Reproduce every line of the data, exactly and without its pictures.
── INPUT DATA ──
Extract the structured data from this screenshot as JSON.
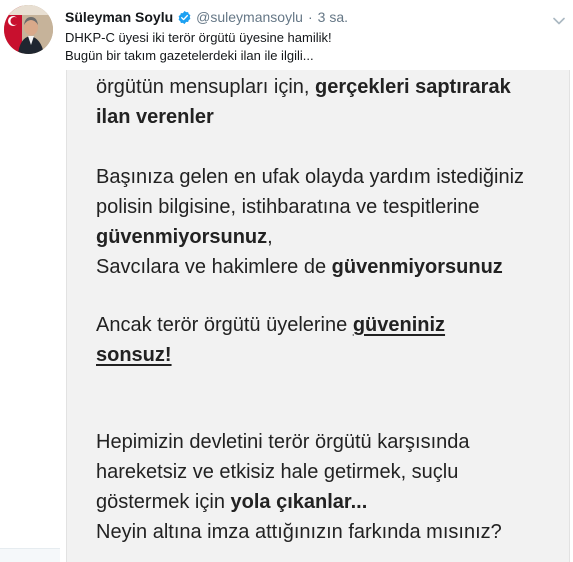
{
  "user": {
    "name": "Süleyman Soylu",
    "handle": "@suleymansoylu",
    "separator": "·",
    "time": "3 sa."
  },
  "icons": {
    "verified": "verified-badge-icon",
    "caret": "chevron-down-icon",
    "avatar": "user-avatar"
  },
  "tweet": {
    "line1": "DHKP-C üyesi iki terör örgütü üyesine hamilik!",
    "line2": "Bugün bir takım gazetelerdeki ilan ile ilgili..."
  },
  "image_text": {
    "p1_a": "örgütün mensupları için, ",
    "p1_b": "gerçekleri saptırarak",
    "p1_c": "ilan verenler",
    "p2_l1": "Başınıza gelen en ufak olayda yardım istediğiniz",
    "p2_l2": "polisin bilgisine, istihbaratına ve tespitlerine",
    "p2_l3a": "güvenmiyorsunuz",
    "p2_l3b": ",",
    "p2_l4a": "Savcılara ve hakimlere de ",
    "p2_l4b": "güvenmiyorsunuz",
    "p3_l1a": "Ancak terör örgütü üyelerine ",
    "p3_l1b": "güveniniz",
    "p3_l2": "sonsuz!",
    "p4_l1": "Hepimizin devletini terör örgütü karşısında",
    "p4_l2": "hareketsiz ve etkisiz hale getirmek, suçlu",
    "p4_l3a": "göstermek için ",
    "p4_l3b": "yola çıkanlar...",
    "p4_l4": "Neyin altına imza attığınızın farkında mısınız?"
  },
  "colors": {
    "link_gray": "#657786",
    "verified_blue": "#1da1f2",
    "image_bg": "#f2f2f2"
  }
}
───
§ **WRITTEN ANSWER**:
Extract the structured data from this screenshot as JSON.
{
  "user": {
    "name": "Süleyman Soylu",
    "handle": "@suleymansoylu",
    "separator": "·",
    "time": "3 sa."
  },
  "icons": {
    "verified": "verified-badge-icon",
    "caret": "chevron-down-icon",
    "avatar": "user-avatar"
  },
  "tweet": {
    "line1": "DHKP-C üyesi iki terör örgütü üyesine hamilik!",
    "line2": "Bugün bir takım gazetelerdeki ilan ile ilgili..."
  },
  "image_text": {
    "p1_a": "örgütün mensupları için, ",
    "p1_b": "gerçekleri saptırarak",
    "p1_c": "ilan verenler",
    "p2_l1": "Başınıza gelen en ufak olayda yardım istediğiniz",
    "p2_l2": "polisin bilgisine, istihbaratına ve tespitlerine",
    "p2_l3a": "güvenmiyorsunuz",
    "p2_l3b": ",",
    "p2_l4a": "Savcılara ve hakimlere de ",
    "p2_l4b": "güvenmiyorsunuz",
    "p3_l1a": "Ancak terör örgütü üyelerine ",
    "p3_l1b": "güveniniz",
    "p3_l2": "sonsuz!",
    "p4_l1": "Hepimizin devletini terör örgütü karşısında",
    "p4_l2": "hareketsiz ve etkisiz hale getirmek, suçlu",
    "p4_l3a": "göstermek için ",
    "p4_l3b": "yola çıkanlar...",
    "p4_l4": "Neyin altına imza attığınızın farkında mısınız?"
  },
  "colors": {
    "link_gray": "#657786",
    "verified_blue": "#1da1f2",
    "image_bg": "#f2f2f2"
  }
}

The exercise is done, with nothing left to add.